Only a number is wanted here: how many lines in the records below contain the string "data".

..............................

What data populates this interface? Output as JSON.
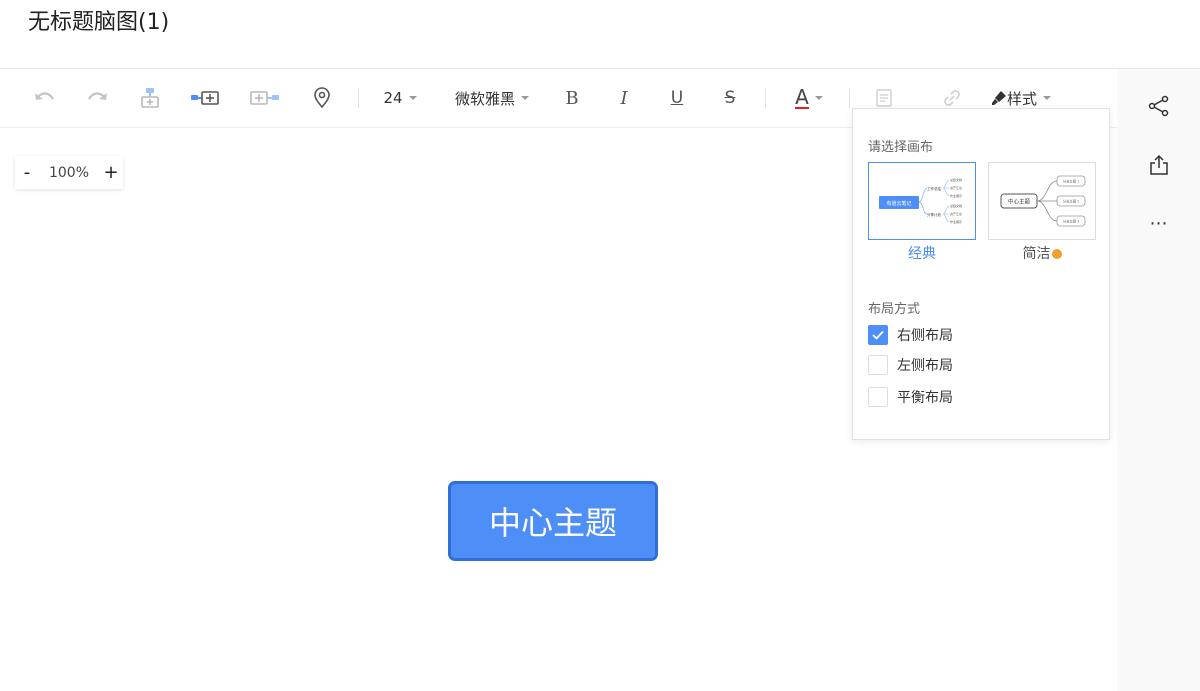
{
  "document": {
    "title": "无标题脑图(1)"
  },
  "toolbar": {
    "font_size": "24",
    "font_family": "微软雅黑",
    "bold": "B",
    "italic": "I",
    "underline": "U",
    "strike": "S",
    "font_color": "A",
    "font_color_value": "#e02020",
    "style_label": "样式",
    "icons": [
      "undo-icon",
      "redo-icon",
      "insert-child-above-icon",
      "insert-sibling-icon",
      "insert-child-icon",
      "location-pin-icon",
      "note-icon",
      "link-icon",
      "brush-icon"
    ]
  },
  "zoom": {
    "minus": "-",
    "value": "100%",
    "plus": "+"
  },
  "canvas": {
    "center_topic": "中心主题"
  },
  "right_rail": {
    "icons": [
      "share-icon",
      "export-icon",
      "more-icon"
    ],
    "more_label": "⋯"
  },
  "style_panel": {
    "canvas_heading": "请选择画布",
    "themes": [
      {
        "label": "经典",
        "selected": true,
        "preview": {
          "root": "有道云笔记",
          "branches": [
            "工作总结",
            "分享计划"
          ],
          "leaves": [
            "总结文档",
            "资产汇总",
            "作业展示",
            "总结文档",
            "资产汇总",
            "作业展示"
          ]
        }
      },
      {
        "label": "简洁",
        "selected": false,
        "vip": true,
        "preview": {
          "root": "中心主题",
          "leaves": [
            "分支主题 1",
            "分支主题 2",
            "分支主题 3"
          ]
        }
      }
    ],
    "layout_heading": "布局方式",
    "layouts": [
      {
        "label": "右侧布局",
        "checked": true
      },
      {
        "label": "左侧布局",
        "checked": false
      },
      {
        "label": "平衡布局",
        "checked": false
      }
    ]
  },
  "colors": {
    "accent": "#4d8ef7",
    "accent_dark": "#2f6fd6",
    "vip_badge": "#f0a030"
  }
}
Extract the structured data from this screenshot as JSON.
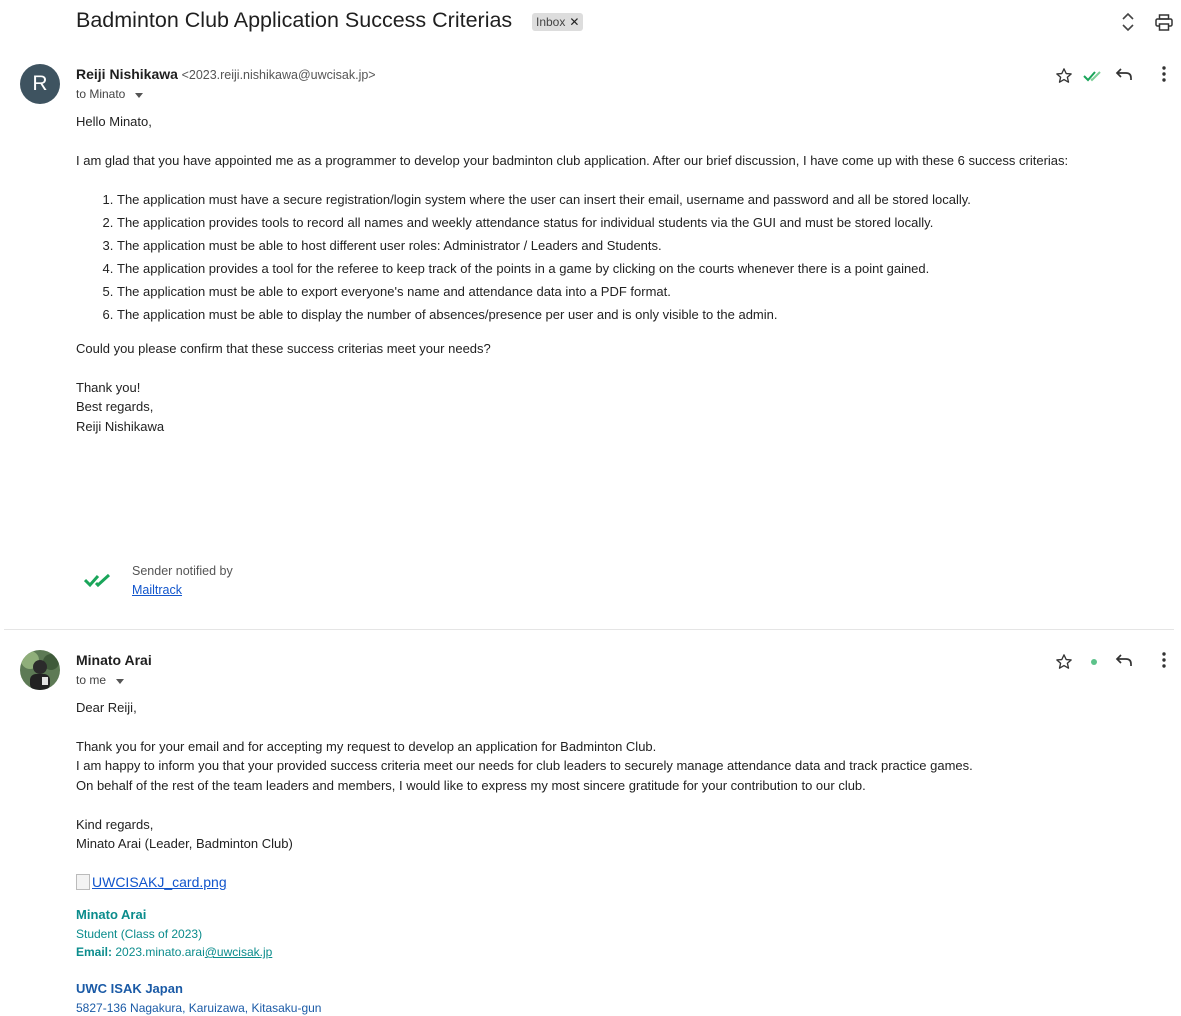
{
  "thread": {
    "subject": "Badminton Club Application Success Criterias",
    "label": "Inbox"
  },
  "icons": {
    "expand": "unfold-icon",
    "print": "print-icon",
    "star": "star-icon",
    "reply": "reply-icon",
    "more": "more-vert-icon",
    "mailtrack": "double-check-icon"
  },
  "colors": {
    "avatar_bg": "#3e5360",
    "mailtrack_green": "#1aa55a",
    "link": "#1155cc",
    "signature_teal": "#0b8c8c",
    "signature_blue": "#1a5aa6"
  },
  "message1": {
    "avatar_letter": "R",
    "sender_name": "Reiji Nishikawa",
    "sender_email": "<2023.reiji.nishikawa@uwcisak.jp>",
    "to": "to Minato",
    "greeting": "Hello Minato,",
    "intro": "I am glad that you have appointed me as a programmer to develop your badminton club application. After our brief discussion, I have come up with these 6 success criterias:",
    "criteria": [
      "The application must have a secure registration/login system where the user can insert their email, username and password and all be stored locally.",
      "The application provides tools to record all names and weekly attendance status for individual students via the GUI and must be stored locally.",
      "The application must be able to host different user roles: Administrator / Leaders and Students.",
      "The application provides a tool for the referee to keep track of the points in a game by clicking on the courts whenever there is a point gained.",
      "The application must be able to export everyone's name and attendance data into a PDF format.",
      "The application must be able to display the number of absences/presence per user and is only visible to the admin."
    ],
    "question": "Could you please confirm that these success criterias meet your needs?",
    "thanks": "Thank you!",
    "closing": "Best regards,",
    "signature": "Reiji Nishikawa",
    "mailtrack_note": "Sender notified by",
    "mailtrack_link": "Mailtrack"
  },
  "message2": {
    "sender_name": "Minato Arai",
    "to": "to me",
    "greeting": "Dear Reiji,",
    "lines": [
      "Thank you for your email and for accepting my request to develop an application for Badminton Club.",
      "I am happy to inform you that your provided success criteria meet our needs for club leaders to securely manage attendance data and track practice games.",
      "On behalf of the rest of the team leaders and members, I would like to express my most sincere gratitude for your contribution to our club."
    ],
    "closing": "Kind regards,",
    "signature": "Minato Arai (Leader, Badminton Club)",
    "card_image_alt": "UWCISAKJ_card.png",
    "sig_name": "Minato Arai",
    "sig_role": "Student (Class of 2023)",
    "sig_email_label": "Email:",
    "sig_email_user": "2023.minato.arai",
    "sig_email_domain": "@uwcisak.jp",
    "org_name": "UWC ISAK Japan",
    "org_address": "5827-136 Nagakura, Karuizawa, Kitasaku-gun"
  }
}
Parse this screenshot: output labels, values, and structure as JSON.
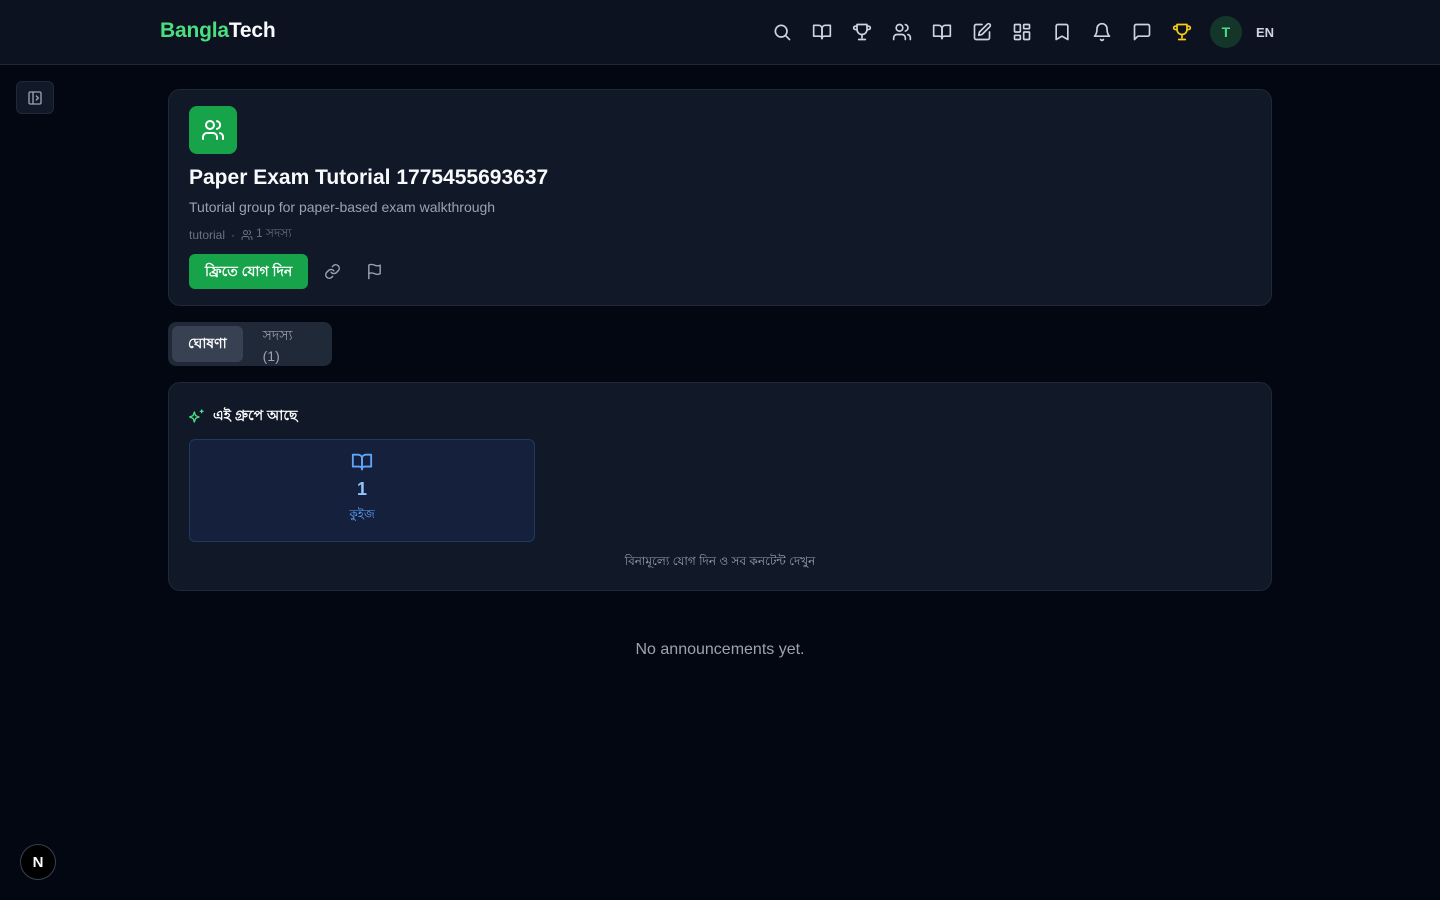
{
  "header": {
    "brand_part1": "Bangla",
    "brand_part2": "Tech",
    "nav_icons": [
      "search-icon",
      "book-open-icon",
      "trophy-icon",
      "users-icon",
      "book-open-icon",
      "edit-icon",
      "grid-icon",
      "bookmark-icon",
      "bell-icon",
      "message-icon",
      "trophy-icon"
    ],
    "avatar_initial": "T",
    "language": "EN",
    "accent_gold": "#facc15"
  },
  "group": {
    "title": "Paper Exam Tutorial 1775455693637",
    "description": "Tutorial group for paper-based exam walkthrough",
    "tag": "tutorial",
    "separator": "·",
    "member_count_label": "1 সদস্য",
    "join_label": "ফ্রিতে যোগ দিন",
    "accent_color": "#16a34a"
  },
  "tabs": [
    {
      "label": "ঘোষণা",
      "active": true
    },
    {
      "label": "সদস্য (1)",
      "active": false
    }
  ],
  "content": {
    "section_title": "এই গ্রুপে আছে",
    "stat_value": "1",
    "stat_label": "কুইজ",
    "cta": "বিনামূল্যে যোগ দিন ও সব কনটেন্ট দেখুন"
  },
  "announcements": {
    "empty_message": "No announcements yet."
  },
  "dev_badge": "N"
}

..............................

## EXERCISE RESPONSE
4